##### EXERCISE MATERIAL
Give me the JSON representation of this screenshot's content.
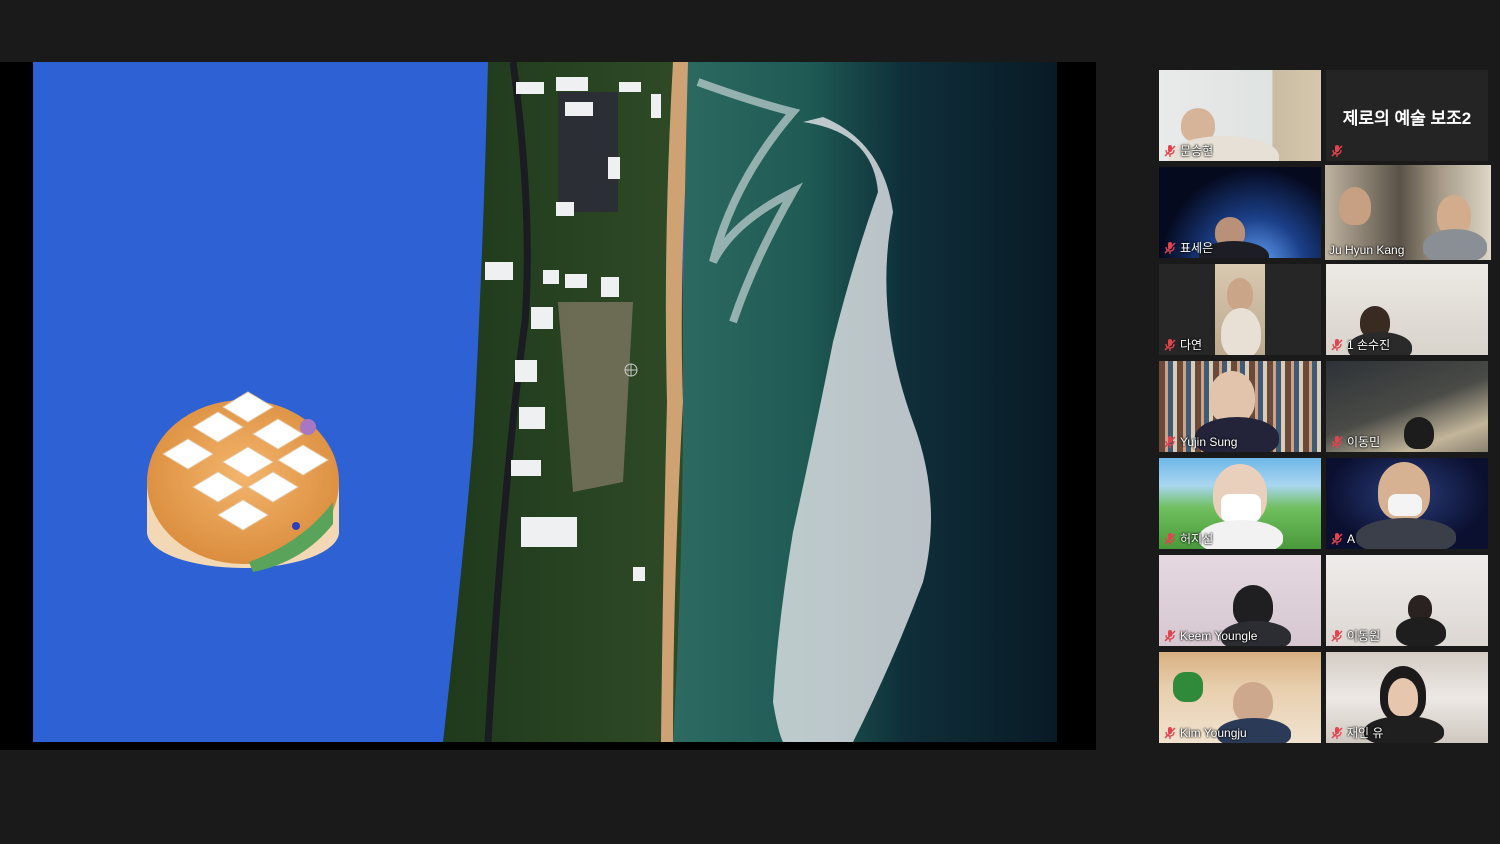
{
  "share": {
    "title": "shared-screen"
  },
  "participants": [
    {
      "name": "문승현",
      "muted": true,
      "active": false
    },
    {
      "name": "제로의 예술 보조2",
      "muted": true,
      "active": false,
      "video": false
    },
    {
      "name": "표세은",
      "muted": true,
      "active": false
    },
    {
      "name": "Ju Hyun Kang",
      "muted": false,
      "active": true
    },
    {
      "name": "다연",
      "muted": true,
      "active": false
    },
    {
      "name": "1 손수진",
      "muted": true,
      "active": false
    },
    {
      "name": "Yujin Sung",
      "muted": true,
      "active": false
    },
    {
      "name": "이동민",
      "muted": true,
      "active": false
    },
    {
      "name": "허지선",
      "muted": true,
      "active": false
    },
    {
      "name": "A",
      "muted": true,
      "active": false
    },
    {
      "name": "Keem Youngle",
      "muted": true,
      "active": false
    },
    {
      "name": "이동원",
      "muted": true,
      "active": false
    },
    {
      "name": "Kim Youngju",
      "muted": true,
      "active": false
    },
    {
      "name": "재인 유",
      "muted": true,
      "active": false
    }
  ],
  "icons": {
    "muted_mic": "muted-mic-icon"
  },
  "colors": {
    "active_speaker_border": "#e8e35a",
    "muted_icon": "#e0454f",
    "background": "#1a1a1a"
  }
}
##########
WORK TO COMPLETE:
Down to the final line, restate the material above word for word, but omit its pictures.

RESPONSE BOX:
Give me the JSON representation of this screenshot's content.
{
  "share": {
    "title": "shared-screen"
  },
  "participants": [
    {
      "name": "문승현",
      "muted": true,
      "active": false
    },
    {
      "name": "제로의 예술 보조2",
      "muted": true,
      "active": false,
      "video": false
    },
    {
      "name": "표세은",
      "muted": true,
      "active": false
    },
    {
      "name": "Ju Hyun Kang",
      "muted": false,
      "active": true
    },
    {
      "name": "다연",
      "muted": true,
      "active": false
    },
    {
      "name": "1 손수진",
      "muted": true,
      "active": false
    },
    {
      "name": "Yujin Sung",
      "muted": true,
      "active": false
    },
    {
      "name": "이동민",
      "muted": true,
      "active": false
    },
    {
      "name": "허지선",
      "muted": true,
      "active": false
    },
    {
      "name": "A",
      "muted": true,
      "active": false
    },
    {
      "name": "Keem Youngle",
      "muted": true,
      "active": false
    },
    {
      "name": "이동원",
      "muted": true,
      "active": false
    },
    {
      "name": "Kim Youngju",
      "muted": true,
      "active": false
    },
    {
      "name": "재인 유",
      "muted": true,
      "active": false
    }
  ],
  "icons": {
    "muted_mic": "muted-mic-icon"
  },
  "colors": {
    "active_speaker_border": "#e8e35a",
    "muted_icon": "#e0454f",
    "background": "#1a1a1a"
  }
}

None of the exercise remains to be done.